Page and application data records:
#####

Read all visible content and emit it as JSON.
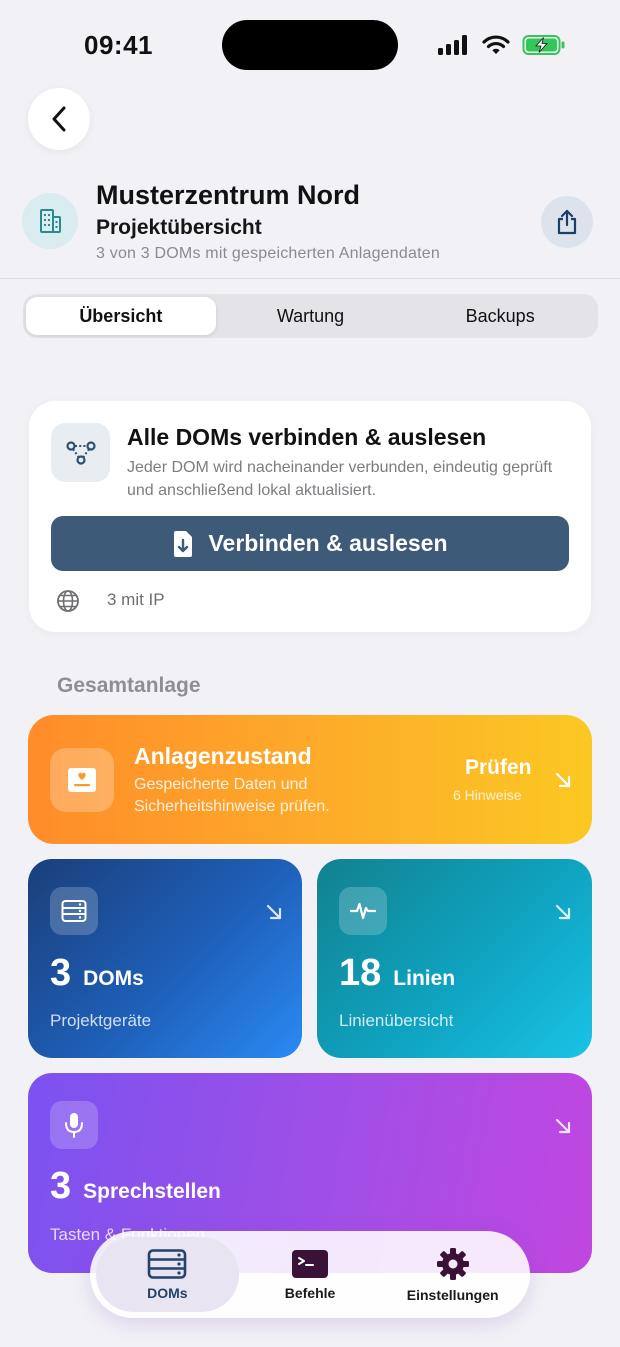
{
  "status": {
    "time": "09:41"
  },
  "header": {
    "title": "Musterzentrum Nord",
    "subtitle": "Projektübersicht",
    "meta": "3 von 3 DOMs mit gespeicherten Anlagendaten"
  },
  "tabs": [
    {
      "label": "Übersicht",
      "active": true
    },
    {
      "label": "Wartung",
      "active": false
    },
    {
      "label": "Backups",
      "active": false
    }
  ],
  "connect_card": {
    "title": "Alle DOMs verbinden & auslesen",
    "description": "Jeder DOM wird nacheinander verbunden, eindeutig geprüft und anschließend lokal aktualisiert.",
    "button_label": "Verbinden & auslesen",
    "ip_info": "3 mit IP"
  },
  "section_title": "Gesamtanlage",
  "status_card": {
    "title": "Anlagenzustand",
    "description": "Gespeicherte Daten und Sicherheitshinweise prüfen.",
    "action": "Prüfen",
    "hint": "6 Hinweise"
  },
  "tiles": {
    "doms": {
      "number": "3",
      "unit": "DOMs",
      "subtitle": "Projektgeräte"
    },
    "lines": {
      "number": "18",
      "unit": "Linien",
      "subtitle": "Linienübersicht"
    },
    "speakers": {
      "number": "3",
      "unit": "Sprechstellen",
      "subtitle": "Tasten & Funktionen"
    }
  },
  "tabbar": [
    {
      "label": "DOMs",
      "icon": "server-icon",
      "active": true
    },
    {
      "label": "Befehle",
      "icon": "terminal-icon",
      "active": false
    },
    {
      "label": "Einstellungen",
      "icon": "gear-icon",
      "active": false
    }
  ],
  "colors": {
    "background": "#f2f2f6",
    "primary_button": "#3d5a78",
    "status_gradient": [
      "#ff8c2a",
      "#fbc823"
    ],
    "doms_gradient": [
      "#1b3f7a",
      "#2b8af5"
    ],
    "lines_gradient": [
      "#12818f",
      "#19c3e5"
    ],
    "speakers_gradient": [
      "#7b52f0",
      "#c146e0"
    ]
  }
}
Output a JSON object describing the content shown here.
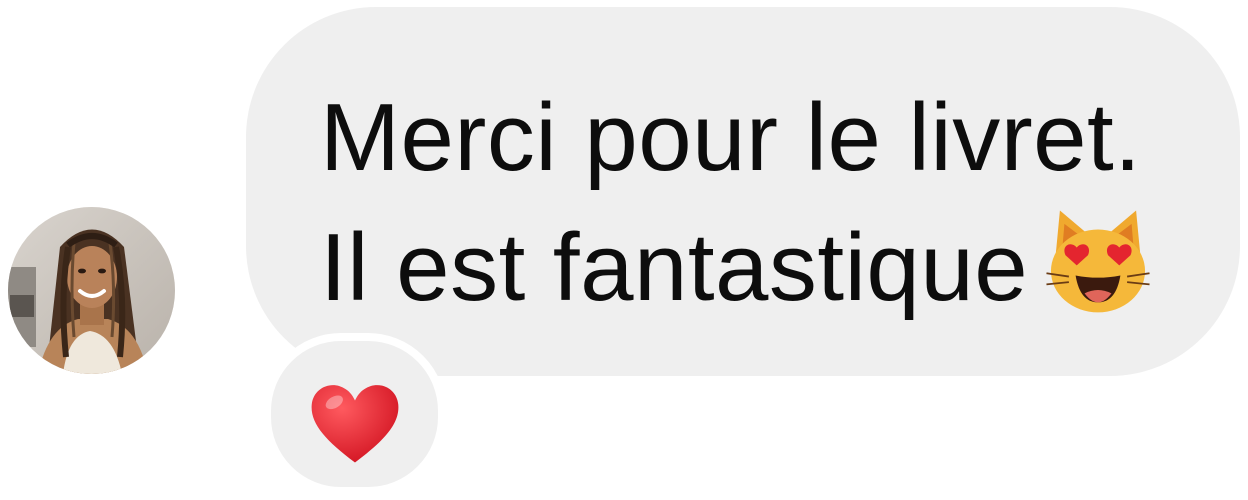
{
  "message": {
    "lines": [
      "Merci pour le livret.",
      "Il est fantastique"
    ],
    "emoji": "smiling-cat-heart-eyes-icon"
  },
  "sender": {
    "avatar": "avatar-photo"
  },
  "reaction": {
    "emoji": "red-heart-icon"
  },
  "colors": {
    "bubble_bg": "#efefef",
    "text": "#0d0d0d",
    "page_bg": "#ffffff",
    "heart": "#e0202e",
    "cat": "#f5b83a"
  }
}
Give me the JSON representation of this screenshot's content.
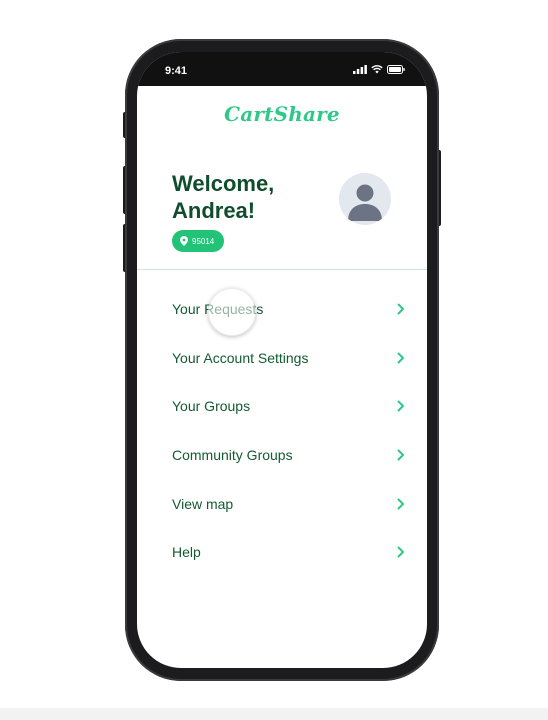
{
  "status_bar": {
    "time": "9:41"
  },
  "app": {
    "logo_text": "CartShare",
    "brand_color": "#2fc987",
    "text_color": "#145a32"
  },
  "header": {
    "greeting_line1": "Welcome,",
    "greeting_line2": "Andrea!",
    "zip_code": "95014",
    "location_icon": "map-pin-icon",
    "avatar_icon": "user-avatar-icon"
  },
  "menu": {
    "items": [
      {
        "label": "Your Requests",
        "icon": "chevron-right-icon"
      },
      {
        "label": "Your Account Settings",
        "icon": "chevron-right-icon"
      },
      {
        "label": "Your Groups",
        "icon": "chevron-right-icon"
      },
      {
        "label": "Community Groups",
        "icon": "chevron-right-icon"
      },
      {
        "label": "View map",
        "icon": "chevron-right-icon"
      },
      {
        "label": "Help",
        "icon": "chevron-right-icon"
      }
    ]
  }
}
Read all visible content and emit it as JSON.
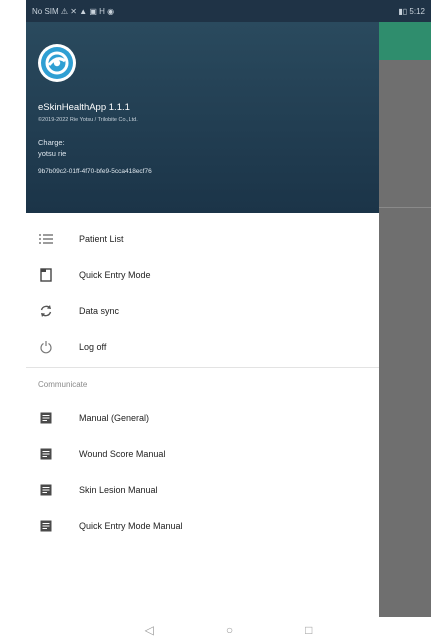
{
  "status_bar": {
    "left_text": "No SIM ⚠ ✕ ▲ ▣ H ◉",
    "right_text": "▮▯ 5:12"
  },
  "drawer": {
    "header": {
      "app_name": "eSkinHealthApp 1.1.1",
      "copyright": "©2019-2022 Rie Yotsu / Trilobite Co.,Ltd.",
      "charge_label": "Charge:",
      "charge_user": "yotsu rie",
      "device_id": "9b7b09c2-01ff-4f70-bfe9-5cca418ecf76"
    },
    "menu": [
      {
        "label": "Patient List",
        "icon": "list-icon"
      },
      {
        "label": "Quick Entry Mode",
        "icon": "document-icon"
      },
      {
        "label": "Data sync",
        "icon": "sync-icon"
      },
      {
        "label": "Log off",
        "icon": "power-icon"
      }
    ],
    "communicate": {
      "section_label": "Communicate",
      "items": [
        {
          "label": "Manual (General)",
          "icon": "manual-icon"
        },
        {
          "label": "Wound Score Manual",
          "icon": "manual-icon"
        },
        {
          "label": "Skin Lesion Manual",
          "icon": "manual-icon"
        },
        {
          "label": "Quick Entry Mode Manual",
          "icon": "manual-icon"
        }
      ]
    }
  },
  "colors": {
    "header_bg": "#1b3448",
    "app_bar": "#2f8d6d",
    "logo_accent": "#2f9fd3"
  },
  "nav_bar": {
    "back": "◁",
    "home": "○",
    "recents": "□"
  }
}
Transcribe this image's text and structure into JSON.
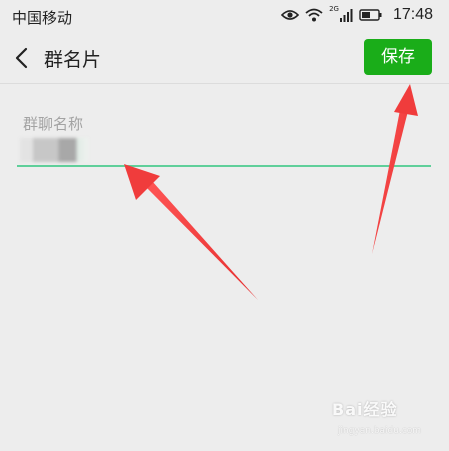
{
  "status_bar": {
    "carrier": "中国移动",
    "network": "2G",
    "time": "17:48"
  },
  "nav": {
    "title": "群名片",
    "back_icon": "chevron-left-icon",
    "save_label": "保存"
  },
  "form": {
    "label": "群聊名称",
    "value_obscured": true
  },
  "colors": {
    "accent": "#1aad19",
    "underline": "#5fcf9a",
    "background": "#ededed",
    "arrow": "#f03c3c"
  },
  "watermark": {
    "text": "Bai经验",
    "subtext": "jingyan.baidu.com"
  }
}
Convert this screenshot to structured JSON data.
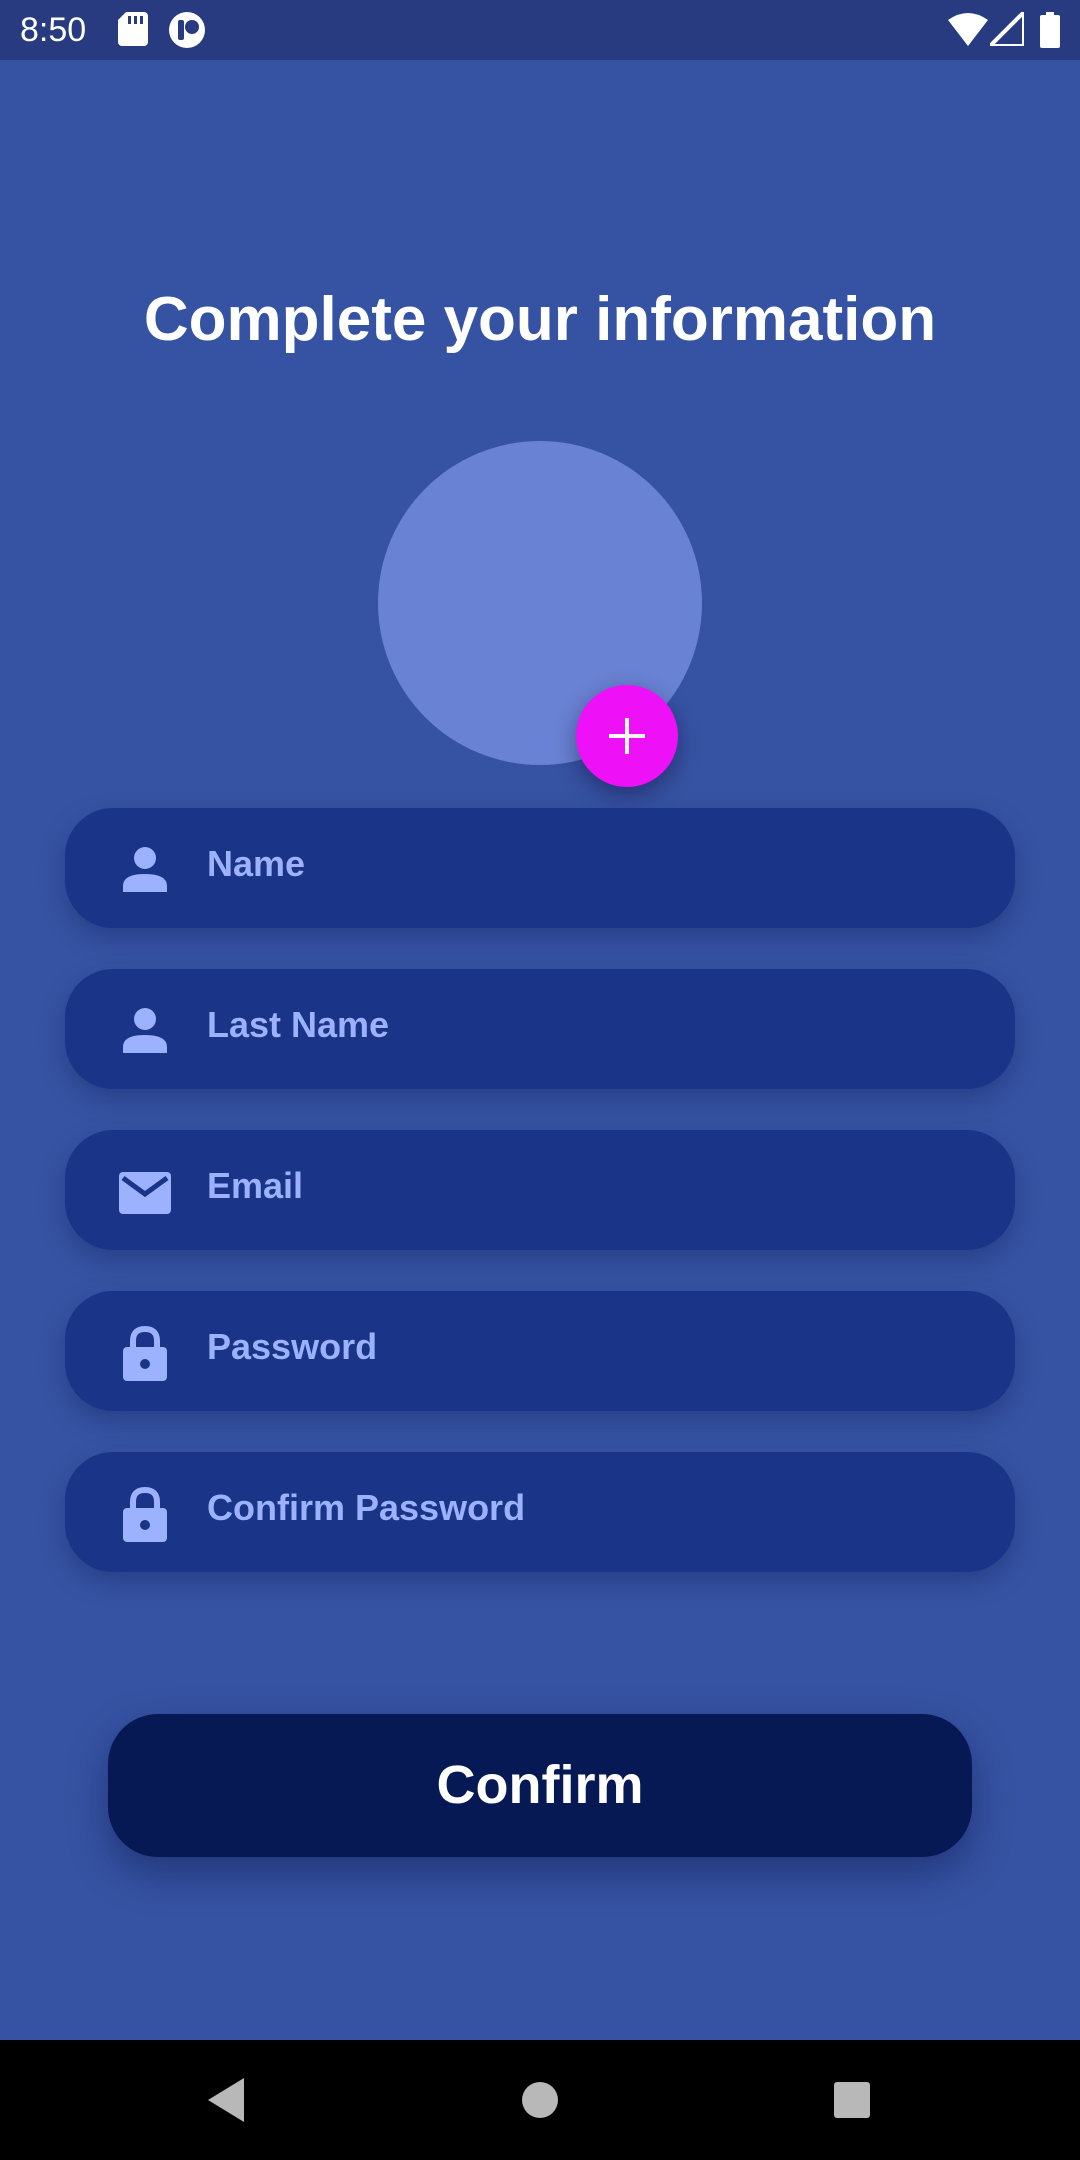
{
  "status_bar": {
    "time": "8:50",
    "left_icons": [
      "sd-card-icon",
      "app-notification-icon"
    ],
    "right_icons": [
      "wifi-icon",
      "cell-signal-icon",
      "battery-icon"
    ]
  },
  "main": {
    "title": "Complete your information",
    "avatar": {
      "add_button_icon": "plus-icon",
      "add_button_color": "#ee10f7"
    },
    "fields": [
      {
        "icon": "person-icon",
        "placeholder": "Name"
      },
      {
        "icon": "person-icon",
        "placeholder": "Last Name"
      },
      {
        "icon": "email-icon",
        "placeholder": "Email"
      },
      {
        "icon": "lock-icon",
        "placeholder": "Password"
      },
      {
        "icon": "lock-icon",
        "placeholder": "Confirm Password"
      }
    ],
    "confirm_label": "Confirm"
  },
  "nav_bar": {
    "buttons": [
      "back-icon",
      "home-icon",
      "recents-icon"
    ]
  },
  "colors": {
    "background": "#3653a3",
    "status_bar": "#293b80",
    "field_background": "#1a3587",
    "field_text": "#9cb2ff",
    "avatar": "#6a82d3",
    "confirm_button": "#061955"
  }
}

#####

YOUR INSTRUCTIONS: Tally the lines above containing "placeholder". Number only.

RESPONSE: 5